Information shown -
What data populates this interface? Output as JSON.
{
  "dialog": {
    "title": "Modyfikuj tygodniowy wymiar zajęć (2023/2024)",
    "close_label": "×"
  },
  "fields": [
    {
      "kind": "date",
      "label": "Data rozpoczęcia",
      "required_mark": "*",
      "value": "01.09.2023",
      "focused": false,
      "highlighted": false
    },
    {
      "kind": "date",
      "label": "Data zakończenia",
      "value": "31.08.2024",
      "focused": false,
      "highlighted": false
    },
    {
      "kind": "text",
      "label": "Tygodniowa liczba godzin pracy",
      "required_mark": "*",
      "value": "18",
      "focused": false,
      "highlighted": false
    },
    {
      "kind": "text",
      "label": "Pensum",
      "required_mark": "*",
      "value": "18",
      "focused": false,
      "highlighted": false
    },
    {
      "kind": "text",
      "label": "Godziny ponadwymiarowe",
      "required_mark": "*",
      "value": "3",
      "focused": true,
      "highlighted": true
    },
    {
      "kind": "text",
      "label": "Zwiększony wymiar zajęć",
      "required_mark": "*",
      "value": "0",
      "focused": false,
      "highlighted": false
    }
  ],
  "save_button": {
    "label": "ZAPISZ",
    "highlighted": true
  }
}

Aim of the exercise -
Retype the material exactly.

Response area -
What data populates this interface? Output as JSON.
{
  "dialog": {
    "title": "Modyfikuj tygodniowy wymiar zajęć (2023/2024)",
    "close_label": "×"
  },
  "fields": [
    {
      "kind": "date",
      "label": "Data rozpoczęcia",
      "required_mark": "*",
      "value": "01.09.2023",
      "focused": false,
      "highlighted": false
    },
    {
      "kind": "date",
      "label": "Data zakończenia",
      "value": "31.08.2024",
      "focused": false,
      "highlighted": false
    },
    {
      "kind": "text",
      "label": "Tygodniowa liczba godzin pracy",
      "required_mark": "*",
      "value": "18",
      "focused": false,
      "highlighted": false
    },
    {
      "kind": "text",
      "label": "Pensum",
      "required_mark": "*",
      "value": "18",
      "focused": false,
      "highlighted": false
    },
    {
      "kind": "text",
      "label": "Godziny ponadwymiarowe",
      "required_mark": "*",
      "value": "3",
      "focused": true,
      "highlighted": true
    },
    {
      "kind": "text",
      "label": "Zwiększony wymiar zajęć",
      "required_mark": "*",
      "value": "0",
      "focused": false,
      "highlighted": false
    }
  ],
  "save_button": {
    "label": "ZAPISZ",
    "highlighted": true
  }
}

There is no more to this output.